So in reality, in order to get interesting work, we need to establish ourselves as people who deserve interesting work. Merely switching organisations is not a substitute for  illustrating to your employer that you are the person that is right for the challenging work. A fresh start with a new employer may help, but if you don’t illustrate those characteristics, you may end up doing the same routine and boring work.

Source: Cartoonstock.com

Alex

Is business-morale a monetary-measure?

March 22, 2012 Leave a comment

In the years of 2005 and 2006 scandals ran through German media that would eventually change the perception of business ethics. Back then, the workers’ council of Volkswagen got caught for organising pleasure trips to Brazil on the company’s expenses. Furthermore, Siemens has been sued for systematic bribery and finally got charged a fine of about 201 million €. Thereupon business seems to have changed all of a sudden. Established habits turned into immoral offences.

The government dealt with the issue in January 2007 and passed a law that limits the value of corporate gifts to 35€. I’m now asking myself: Is that the border between an ethically passable gift in a business relation and the moral abyss?

Let’s face it from a different perspective. What are the most common gifts to give to a business-partner for christmas? I’d say those are a couple of bottles of wine, a bottle of champagne or a calendar for the upcoming year. Isn’t it fairly easy to exceed the limitation of 35€ with such gifts that simply express your appraisal of the successful business relation?
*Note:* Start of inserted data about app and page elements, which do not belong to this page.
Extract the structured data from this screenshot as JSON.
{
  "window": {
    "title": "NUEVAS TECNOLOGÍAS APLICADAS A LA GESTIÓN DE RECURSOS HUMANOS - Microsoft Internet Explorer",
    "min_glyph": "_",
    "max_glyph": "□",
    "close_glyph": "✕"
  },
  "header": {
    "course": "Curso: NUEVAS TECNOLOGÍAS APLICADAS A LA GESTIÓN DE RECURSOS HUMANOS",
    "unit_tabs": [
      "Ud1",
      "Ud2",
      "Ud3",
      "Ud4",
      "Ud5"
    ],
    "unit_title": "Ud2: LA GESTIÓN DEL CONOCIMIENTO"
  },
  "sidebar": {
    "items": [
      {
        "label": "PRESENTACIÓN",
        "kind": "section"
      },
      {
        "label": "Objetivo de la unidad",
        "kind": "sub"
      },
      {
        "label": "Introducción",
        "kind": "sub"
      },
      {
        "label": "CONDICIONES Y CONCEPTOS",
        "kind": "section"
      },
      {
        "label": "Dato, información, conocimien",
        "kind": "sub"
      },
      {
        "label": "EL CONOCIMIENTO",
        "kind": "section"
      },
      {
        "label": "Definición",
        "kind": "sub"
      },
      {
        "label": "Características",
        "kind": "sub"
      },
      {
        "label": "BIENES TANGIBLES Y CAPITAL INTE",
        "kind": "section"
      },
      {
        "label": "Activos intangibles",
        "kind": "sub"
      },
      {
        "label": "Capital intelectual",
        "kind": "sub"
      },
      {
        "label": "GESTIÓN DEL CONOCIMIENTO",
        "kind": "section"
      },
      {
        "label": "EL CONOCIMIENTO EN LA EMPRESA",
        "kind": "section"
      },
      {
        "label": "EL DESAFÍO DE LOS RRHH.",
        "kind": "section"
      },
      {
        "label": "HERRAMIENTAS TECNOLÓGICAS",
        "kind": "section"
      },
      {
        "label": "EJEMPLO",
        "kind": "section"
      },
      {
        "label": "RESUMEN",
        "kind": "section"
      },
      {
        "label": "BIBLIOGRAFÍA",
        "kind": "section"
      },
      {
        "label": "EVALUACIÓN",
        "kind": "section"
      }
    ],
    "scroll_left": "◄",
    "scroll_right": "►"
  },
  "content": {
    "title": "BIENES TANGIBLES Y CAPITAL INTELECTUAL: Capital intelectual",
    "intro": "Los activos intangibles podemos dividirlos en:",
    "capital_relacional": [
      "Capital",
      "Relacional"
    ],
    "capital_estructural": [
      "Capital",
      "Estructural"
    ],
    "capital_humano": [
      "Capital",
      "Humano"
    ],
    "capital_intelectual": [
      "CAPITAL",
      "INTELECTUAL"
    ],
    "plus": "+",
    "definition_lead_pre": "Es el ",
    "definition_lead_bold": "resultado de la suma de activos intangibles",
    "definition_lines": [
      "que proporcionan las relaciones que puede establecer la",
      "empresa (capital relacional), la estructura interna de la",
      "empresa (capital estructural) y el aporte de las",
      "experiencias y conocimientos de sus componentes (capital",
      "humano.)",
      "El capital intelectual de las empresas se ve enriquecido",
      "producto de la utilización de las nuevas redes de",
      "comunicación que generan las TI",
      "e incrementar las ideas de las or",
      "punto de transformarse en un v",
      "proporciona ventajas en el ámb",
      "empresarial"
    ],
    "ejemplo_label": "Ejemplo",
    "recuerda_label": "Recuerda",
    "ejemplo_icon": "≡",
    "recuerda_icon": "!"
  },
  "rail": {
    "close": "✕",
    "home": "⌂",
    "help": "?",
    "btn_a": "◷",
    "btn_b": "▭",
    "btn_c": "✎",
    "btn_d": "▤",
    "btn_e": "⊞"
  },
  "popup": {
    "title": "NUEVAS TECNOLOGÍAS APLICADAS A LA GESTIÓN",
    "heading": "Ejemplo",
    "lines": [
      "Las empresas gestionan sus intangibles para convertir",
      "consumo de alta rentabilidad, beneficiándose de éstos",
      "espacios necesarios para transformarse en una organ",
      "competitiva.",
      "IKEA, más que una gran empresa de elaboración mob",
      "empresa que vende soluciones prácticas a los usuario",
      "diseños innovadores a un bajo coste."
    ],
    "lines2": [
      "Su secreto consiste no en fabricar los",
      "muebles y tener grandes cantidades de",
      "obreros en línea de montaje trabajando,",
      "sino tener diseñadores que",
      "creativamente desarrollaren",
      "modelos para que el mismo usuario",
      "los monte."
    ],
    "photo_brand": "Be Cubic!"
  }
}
Or even: Might your counterpart interpret a cheap, but ‘legal’ bottle of champagne as your minor interest in the continuation of the connection?

I admit that it is difficult to measure the border between a sign of appreciation and bribery. Especially, because those borders are defined by every individual himself. Nevertheless, I’d grant mature managers and public figures the competence to handle this topic responsibly.

Thus far, we have only measured the level of morale against the amount of money, we perceive to be non-bribe-worthy. But isn’t morale more than that? On Wikipedia it says: Morale is “the capacity of people to maintain belief in an institution or a goal, or even in oneself and others.” So, it is more than that, by saying it’s the belief in an institution…

To me it seems that nowadays, people are measuring good business managers by morality, for which they have set an extremly high standard. A standard that is pretty blurry and fluent and only based on money…

Does that mean that business-morale is just a monetary value?

Whose perceptions of good morality does that meet?

And how is that compatible with the high standards we set for responsible people in powerful positions?

http://www.engageselling.com/blog/wp-content/uploads/2010/09/bribe-300x234.jpg

Sebastian